◆ **EXERCISE**: From the records below, return every line containing the word "vcxproj".

◆ **RECORD SET**:

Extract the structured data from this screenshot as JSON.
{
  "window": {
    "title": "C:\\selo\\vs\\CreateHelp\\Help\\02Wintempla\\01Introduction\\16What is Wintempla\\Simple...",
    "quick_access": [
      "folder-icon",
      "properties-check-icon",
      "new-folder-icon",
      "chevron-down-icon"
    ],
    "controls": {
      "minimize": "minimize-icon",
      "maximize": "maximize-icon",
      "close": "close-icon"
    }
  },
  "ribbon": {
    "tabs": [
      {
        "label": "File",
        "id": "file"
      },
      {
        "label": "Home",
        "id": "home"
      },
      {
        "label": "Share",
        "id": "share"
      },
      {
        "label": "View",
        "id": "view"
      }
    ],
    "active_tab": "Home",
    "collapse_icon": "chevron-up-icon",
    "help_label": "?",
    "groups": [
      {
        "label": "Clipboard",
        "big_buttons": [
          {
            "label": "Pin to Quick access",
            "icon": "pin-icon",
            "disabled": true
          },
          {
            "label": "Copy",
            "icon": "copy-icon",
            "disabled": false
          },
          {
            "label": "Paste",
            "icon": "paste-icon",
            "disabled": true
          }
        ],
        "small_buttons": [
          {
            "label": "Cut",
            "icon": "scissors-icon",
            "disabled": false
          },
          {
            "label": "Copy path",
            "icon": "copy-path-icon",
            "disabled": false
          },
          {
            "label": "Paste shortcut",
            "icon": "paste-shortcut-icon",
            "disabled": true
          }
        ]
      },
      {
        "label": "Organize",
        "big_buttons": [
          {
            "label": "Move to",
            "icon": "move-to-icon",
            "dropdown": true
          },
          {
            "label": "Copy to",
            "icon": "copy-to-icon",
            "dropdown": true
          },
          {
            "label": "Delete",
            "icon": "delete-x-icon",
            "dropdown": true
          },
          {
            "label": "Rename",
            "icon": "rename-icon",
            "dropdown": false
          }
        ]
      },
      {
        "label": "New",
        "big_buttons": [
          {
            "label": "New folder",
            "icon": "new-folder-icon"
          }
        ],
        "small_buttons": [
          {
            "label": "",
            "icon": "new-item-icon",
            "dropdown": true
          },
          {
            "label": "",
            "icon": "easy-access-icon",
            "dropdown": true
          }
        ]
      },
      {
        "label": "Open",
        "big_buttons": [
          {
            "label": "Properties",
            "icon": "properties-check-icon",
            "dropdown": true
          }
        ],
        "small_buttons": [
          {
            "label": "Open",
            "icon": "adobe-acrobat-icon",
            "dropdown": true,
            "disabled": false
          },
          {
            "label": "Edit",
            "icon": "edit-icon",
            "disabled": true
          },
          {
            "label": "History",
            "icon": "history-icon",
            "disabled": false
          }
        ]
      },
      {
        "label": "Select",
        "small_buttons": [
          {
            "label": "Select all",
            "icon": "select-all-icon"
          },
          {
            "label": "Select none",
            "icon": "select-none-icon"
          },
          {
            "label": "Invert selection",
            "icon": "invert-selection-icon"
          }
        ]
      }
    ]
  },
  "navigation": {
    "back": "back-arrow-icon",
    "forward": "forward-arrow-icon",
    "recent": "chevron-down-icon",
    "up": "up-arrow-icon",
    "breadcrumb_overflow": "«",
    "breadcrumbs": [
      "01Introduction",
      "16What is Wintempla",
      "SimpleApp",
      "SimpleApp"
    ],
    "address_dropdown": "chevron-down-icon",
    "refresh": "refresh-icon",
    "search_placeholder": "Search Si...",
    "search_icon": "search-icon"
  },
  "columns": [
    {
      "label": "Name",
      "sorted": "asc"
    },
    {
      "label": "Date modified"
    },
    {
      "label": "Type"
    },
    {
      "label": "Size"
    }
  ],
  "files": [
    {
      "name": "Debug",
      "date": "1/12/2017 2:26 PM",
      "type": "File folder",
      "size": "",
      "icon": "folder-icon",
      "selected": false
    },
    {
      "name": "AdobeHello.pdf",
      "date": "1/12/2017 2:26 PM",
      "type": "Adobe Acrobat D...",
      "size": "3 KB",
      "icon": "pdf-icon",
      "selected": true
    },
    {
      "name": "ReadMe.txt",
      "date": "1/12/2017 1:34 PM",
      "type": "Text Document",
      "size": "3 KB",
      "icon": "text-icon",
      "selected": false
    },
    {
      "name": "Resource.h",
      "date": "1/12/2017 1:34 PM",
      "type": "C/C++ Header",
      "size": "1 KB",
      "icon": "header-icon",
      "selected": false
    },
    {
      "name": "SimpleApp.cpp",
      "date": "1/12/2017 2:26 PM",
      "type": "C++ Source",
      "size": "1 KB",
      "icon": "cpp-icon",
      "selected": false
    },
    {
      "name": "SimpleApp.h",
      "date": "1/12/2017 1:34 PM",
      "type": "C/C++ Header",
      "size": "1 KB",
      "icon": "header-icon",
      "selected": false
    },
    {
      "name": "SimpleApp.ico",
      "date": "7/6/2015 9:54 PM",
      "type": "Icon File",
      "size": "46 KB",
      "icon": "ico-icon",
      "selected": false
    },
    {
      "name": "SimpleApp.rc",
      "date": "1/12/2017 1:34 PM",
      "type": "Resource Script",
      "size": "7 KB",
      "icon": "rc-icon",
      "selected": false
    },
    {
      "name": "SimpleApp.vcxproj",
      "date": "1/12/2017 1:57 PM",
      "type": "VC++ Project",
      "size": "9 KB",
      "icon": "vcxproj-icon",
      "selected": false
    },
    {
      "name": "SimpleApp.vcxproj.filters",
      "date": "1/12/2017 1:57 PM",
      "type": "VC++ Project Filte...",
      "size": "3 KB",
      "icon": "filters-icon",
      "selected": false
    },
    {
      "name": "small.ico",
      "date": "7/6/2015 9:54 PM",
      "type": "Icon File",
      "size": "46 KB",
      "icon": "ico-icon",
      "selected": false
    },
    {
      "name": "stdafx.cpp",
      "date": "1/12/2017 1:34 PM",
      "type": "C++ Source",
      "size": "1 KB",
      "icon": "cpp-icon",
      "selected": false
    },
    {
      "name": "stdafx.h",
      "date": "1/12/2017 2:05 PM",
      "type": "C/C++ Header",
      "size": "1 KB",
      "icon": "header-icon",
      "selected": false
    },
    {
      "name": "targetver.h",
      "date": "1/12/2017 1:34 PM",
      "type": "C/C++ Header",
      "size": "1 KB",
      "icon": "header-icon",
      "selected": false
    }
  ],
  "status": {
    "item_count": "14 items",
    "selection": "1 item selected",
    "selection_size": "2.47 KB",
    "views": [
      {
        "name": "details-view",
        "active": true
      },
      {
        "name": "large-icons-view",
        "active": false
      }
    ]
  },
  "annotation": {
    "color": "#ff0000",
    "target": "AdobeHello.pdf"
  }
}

◆ **TASK ANSWER**:
      "name": "SimpleApp.vcxproj",
      "icon": "vcxproj-icon",
      "name": "SimpleApp.vcxproj.filters",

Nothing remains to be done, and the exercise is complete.